US sanctions on Russia are putting a huge risk on American businesses and jobs, according to a recent article from Bloomberg. In fact, two top US business-related lobbies are getting ready to break with President Barack Obama over the idea of even more sanctions against Russia after several months of giving their disapproval to the White House.
A brand new personal drone detection system made in the US is promising to warn of nearby unmanned aerial vehicles (UAVs) drifting through public airspace.
Europe should help out more and take in more refugees as developing nations are feeling the strain from the massive increase of displaced people, according to a UN official. The amount of people forced to flee from their home country due to war or persecution is well over 50 million as of 2013, the first time it has reached that number since World War Two, according to United Nations (UN) refugee agency. All in all, the number is 51.2 million, which is six million higher than the year before that, as stated in a report by the UNHCR.
Astronauts will soon be able to enjoy real coffee aboard the International Space Station thanks to an Italian coffee machine so cleverly named the ISSpresso machine. Such a device that whips up a hot cup of joe will allow for astronauts to keep their energy high and their bodies alert. The coffee machine is one of a kind, as it is being deemed the first coffee machine to ever be used in space.

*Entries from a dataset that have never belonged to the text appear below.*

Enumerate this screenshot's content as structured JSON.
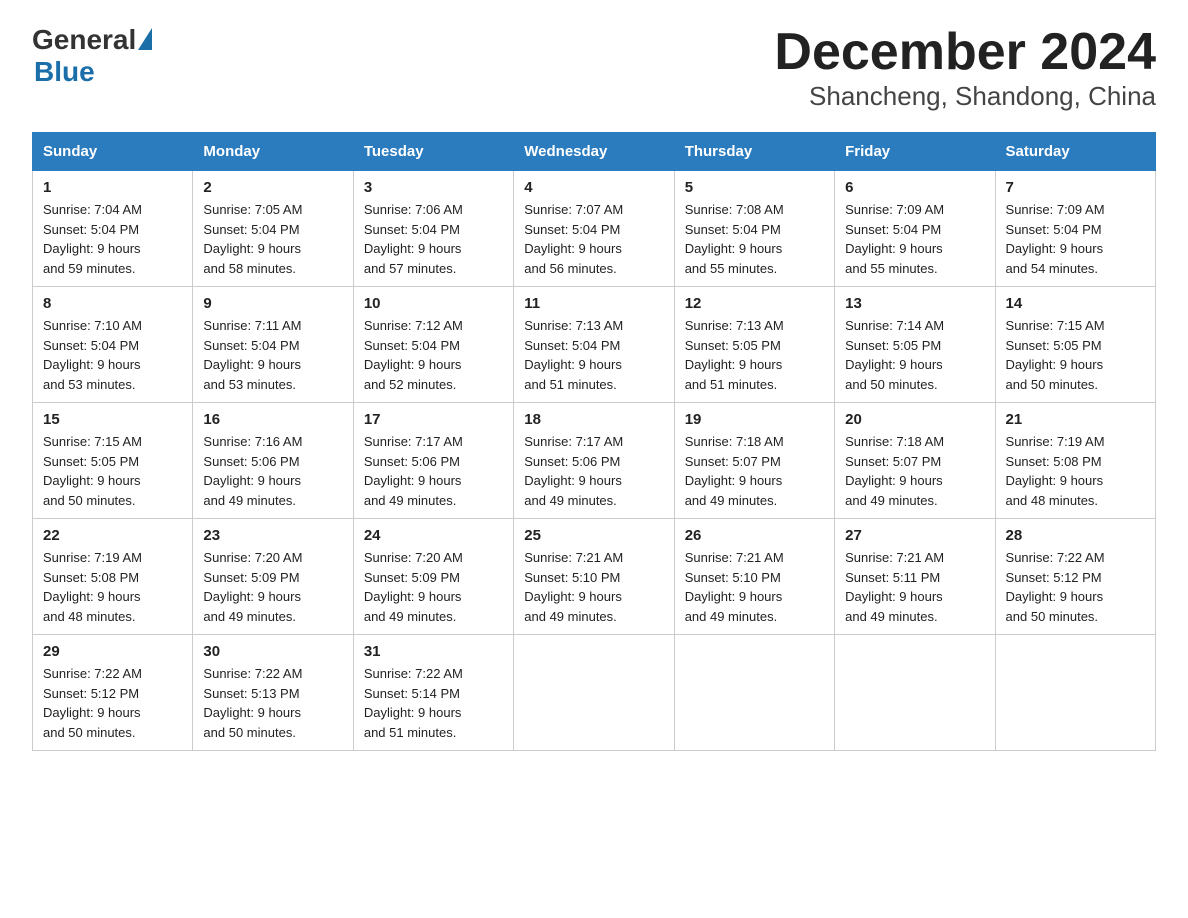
{
  "header": {
    "title": "December 2024",
    "subtitle": "Shancheng, Shandong, China",
    "logo_general": "General",
    "logo_blue": "Blue"
  },
  "columns": [
    "Sunday",
    "Monday",
    "Tuesday",
    "Wednesday",
    "Thursday",
    "Friday",
    "Saturday"
  ],
  "weeks": [
    [
      {
        "num": "1",
        "info": "Sunrise: 7:04 AM\nSunset: 5:04 PM\nDaylight: 9 hours\nand 59 minutes."
      },
      {
        "num": "2",
        "info": "Sunrise: 7:05 AM\nSunset: 5:04 PM\nDaylight: 9 hours\nand 58 minutes."
      },
      {
        "num": "3",
        "info": "Sunrise: 7:06 AM\nSunset: 5:04 PM\nDaylight: 9 hours\nand 57 minutes."
      },
      {
        "num": "4",
        "info": "Sunrise: 7:07 AM\nSunset: 5:04 PM\nDaylight: 9 hours\nand 56 minutes."
      },
      {
        "num": "5",
        "info": "Sunrise: 7:08 AM\nSunset: 5:04 PM\nDaylight: 9 hours\nand 55 minutes."
      },
      {
        "num": "6",
        "info": "Sunrise: 7:09 AM\nSunset: 5:04 PM\nDaylight: 9 hours\nand 55 minutes."
      },
      {
        "num": "7",
        "info": "Sunrise: 7:09 AM\nSunset: 5:04 PM\nDaylight: 9 hours\nand 54 minutes."
      }
    ],
    [
      {
        "num": "8",
        "info": "Sunrise: 7:10 AM\nSunset: 5:04 PM\nDaylight: 9 hours\nand 53 minutes."
      },
      {
        "num": "9",
        "info": "Sunrise: 7:11 AM\nSunset: 5:04 PM\nDaylight: 9 hours\nand 53 minutes."
      },
      {
        "num": "10",
        "info": "Sunrise: 7:12 AM\nSunset: 5:04 PM\nDaylight: 9 hours\nand 52 minutes."
      },
      {
        "num": "11",
        "info": "Sunrise: 7:13 AM\nSunset: 5:04 PM\nDaylight: 9 hours\nand 51 minutes."
      },
      {
        "num": "12",
        "info": "Sunrise: 7:13 AM\nSunset: 5:05 PM\nDaylight: 9 hours\nand 51 minutes."
      },
      {
        "num": "13",
        "info": "Sunrise: 7:14 AM\nSunset: 5:05 PM\nDaylight: 9 hours\nand 50 minutes."
      },
      {
        "num": "14",
        "info": "Sunrise: 7:15 AM\nSunset: 5:05 PM\nDaylight: 9 hours\nand 50 minutes."
      }
    ],
    [
      {
        "num": "15",
        "info": "Sunrise: 7:15 AM\nSunset: 5:05 PM\nDaylight: 9 hours\nand 50 minutes."
      },
      {
        "num": "16",
        "info": "Sunrise: 7:16 AM\nSunset: 5:06 PM\nDaylight: 9 hours\nand 49 minutes."
      },
      {
        "num": "17",
        "info": "Sunrise: 7:17 AM\nSunset: 5:06 PM\nDaylight: 9 hours\nand 49 minutes."
      },
      {
        "num": "18",
        "info": "Sunrise: 7:17 AM\nSunset: 5:06 PM\nDaylight: 9 hours\nand 49 minutes."
      },
      {
        "num": "19",
        "info": "Sunrise: 7:18 AM\nSunset: 5:07 PM\nDaylight: 9 hours\nand 49 minutes."
      },
      {
        "num": "20",
        "info": "Sunrise: 7:18 AM\nSunset: 5:07 PM\nDaylight: 9 hours\nand 49 minutes."
      },
      {
        "num": "21",
        "info": "Sunrise: 7:19 AM\nSunset: 5:08 PM\nDaylight: 9 hours\nand 48 minutes."
      }
    ],
    [
      {
        "num": "22",
        "info": "Sunrise: 7:19 AM\nSunset: 5:08 PM\nDaylight: 9 hours\nand 48 minutes."
      },
      {
        "num": "23",
        "info": "Sunrise: 7:20 AM\nSunset: 5:09 PM\nDaylight: 9 hours\nand 49 minutes."
      },
      {
        "num": "24",
        "info": "Sunrise: 7:20 AM\nSunset: 5:09 PM\nDaylight: 9 hours\nand 49 minutes."
      },
      {
        "num": "25",
        "info": "Sunrise: 7:21 AM\nSunset: 5:10 PM\nDaylight: 9 hours\nand 49 minutes."
      },
      {
        "num": "26",
        "info": "Sunrise: 7:21 AM\nSunset: 5:10 PM\nDaylight: 9 hours\nand 49 minutes."
      },
      {
        "num": "27",
        "info": "Sunrise: 7:21 AM\nSunset: 5:11 PM\nDaylight: 9 hours\nand 49 minutes."
      },
      {
        "num": "28",
        "info": "Sunrise: 7:22 AM\nSunset: 5:12 PM\nDaylight: 9 hours\nand 50 minutes."
      }
    ],
    [
      {
        "num": "29",
        "info": "Sunrise: 7:22 AM\nSunset: 5:12 PM\nDaylight: 9 hours\nand 50 minutes."
      },
      {
        "num": "30",
        "info": "Sunrise: 7:22 AM\nSunset: 5:13 PM\nDaylight: 9 hours\nand 50 minutes."
      },
      {
        "num": "31",
        "info": "Sunrise: 7:22 AM\nSunset: 5:14 PM\nDaylight: 9 hours\nand 51 minutes."
      },
      {
        "num": "",
        "info": ""
      },
      {
        "num": "",
        "info": ""
      },
      {
        "num": "",
        "info": ""
      },
      {
        "num": "",
        "info": ""
      }
    ]
  ]
}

Although it has been more than two weeks since the Soma mine disaster, the victims' families are still in shock, and even in more of a worry as they are strapped for cash. Turkey's government has been giving very little so far for families to survive on, but perhaps should look to China for ideal advice on how to handle mining rules and safety standards. The Voice of Russia got to interview attorney at law Dr. Harun Kılıç, who has a law office in Istanbul, Turkey over the minimal compensation families are getting now.
Russia is insisting on an international GMO watchdog group to be created as the US is lagging behind with food standards. Lawmakers in Russia are pushing for the birth of a global United Nations agency to not just strictly keep an eye on the turnover of GMO produce on a worldwide level, but also make it be its top priority to criticize how eating genetically modified organisms (GMO) would change human health over the long run.
The May 13 mining disaster that struck Soma, Turkey, has left some speechless and others outraged. "The Soma coal company and all others should not think the workers are consumption or supply material of the process," Dr. Kann Erarslan, a mining and engineering professor at Turkey's Dumlupinar University told the Voice of Russia in an interview. The expert believes stricter measures, tighter auditing rules, and guidelines that are listened to, not ignored, will pave the pathway to fewer accidents and more progress in the mining industry.
A US government health agency is finally forcing more female lab mice to be used in scientific experiments so that data is more accurate.
Radical rebels in Syria are ruining the lives of Syria's disabled who have been left behind in Syria's turmoil and in some cases forgotten by the masses. "Nobody ever thought about [the] future, how we will build this country again," Chavia Ali, chairwoman for the Cultural Forum for People with Special Needs in Syria, proclaimed to the Voice of Russia. While regions are being torn up with landmines and bullets, Syria's handicapped population is increasing due to the war and relentless battles breaking out in the Middle Eastern country.
America's fracking rules are continuing to soften as the industry is starting to gain momentum in the market and profits in the pockets of the wealthy hydraulic fracturing business owners. One state in particular—Ohio— is in the spotlight as gas drilling has made for a popular trade to pull in cash while leaving far too much toxic waste as a result.